A television commercial for payday loan company Wonga was banned for suggesting that the 5853% interest rate was “irrelevant.”
The Advertising Standards Authority (ASA) agreed with 31 complainants who said the ad confused viewers about the interest rate applicable on a Wonga loan, implied that the APR representative was irrelevant to a short-term loan and was irresponsible because it encouraged consumers to ignore the APR representative and thus trivialized the decision to take out a short-term loan.
The ad featured a conversation between two puppets, who said, “Okay, we’ll explain the costs of a Wonga short-term loan.
“Some people think they will pay thousands of percent interest. That is of course not the case – this is just the way annual rates are calculated. Suppose you borrowed £ 150 for 18 days , that would cost you £ 33.49. “
Wonga said his goal had been to transparently explain the “real” total cost of a Wonga short-term loan. The company argued that it was not “fair” or “reasonable” to view the ad as confusing.
The company noted that it was required to include both the annual interest rate and the representative APR in the ad and said it “regrets that this may have confused or misled some viewers.”
Confirming the complaints, the ASA said it understood the announcement was intended to clarify the costs of a Wonga loan.
He said: “While we recognized that viewers who took out and paid off the loan within the time frame would not repay 5853% of the loan, we were nonetheless concerned that viewers would clearly understand how the information in the film reads the text of the loan. the screen could be applied to a Wonga loan, given the advertisement’s assertion that the representative APR was not indicative of the cost of the loan. “

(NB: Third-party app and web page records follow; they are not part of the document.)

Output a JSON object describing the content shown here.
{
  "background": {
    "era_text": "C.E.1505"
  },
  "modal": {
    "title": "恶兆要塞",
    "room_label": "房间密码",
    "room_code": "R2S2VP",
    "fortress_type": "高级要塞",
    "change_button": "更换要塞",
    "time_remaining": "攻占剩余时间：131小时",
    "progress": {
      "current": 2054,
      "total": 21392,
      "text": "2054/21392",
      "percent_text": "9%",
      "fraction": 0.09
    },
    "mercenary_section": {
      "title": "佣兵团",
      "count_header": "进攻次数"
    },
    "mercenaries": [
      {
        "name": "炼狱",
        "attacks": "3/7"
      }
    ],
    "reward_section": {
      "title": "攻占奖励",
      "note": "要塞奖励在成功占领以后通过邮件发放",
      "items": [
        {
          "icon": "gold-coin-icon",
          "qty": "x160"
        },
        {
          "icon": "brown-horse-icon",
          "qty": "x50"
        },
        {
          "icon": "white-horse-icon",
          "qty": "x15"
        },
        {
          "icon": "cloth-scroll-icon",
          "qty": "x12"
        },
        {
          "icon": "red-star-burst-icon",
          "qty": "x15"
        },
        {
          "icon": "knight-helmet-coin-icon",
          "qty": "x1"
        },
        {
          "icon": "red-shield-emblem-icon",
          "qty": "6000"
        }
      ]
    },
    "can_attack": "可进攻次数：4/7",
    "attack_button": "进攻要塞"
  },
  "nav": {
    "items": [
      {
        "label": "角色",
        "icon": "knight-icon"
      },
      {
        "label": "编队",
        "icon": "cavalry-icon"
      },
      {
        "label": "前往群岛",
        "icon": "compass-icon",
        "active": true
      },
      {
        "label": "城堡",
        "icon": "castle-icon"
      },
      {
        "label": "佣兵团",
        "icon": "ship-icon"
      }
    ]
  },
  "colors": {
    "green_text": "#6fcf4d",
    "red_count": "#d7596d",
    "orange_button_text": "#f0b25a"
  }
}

“We considered that, although she attempted to clarify the costs associated with a Wonga loan, the advertisement created confusion as to which rates would apply. On this basis, we concluded that the advertisement was misleading. . “
The ASA also found that the representative example, including the representative APR, was not visible enough in the ad and that the ad irresponsibly encouraged viewers to disregard the representative APR. .
He ruled that the ad should no longer appear in its current form.
Citizens Advice Chief Executive Officer Gillian Guy said, “Payday lenders shouldn’t pull the wool over customers’ eyes with deceptive ads.
“People need to know the cost of a loan so that they can make an informed decision about whether they can really afford to pay it back. Too often what seems like a quick fix with a payday loan turns into a long term debt nightmare. .
“Glamorous and comedic ads mask the harsh reality of life in debt and it is important that when the ads fail to meet standards, the ASA takes appropriate action, as it has done today.
“Citizens Advice has urged people to report irresponsible and misleading payday loan ads. As a result, one ad has already been removed and seven more complaints are currently being filed with the ASA.”
Additional reporting by the Press Association.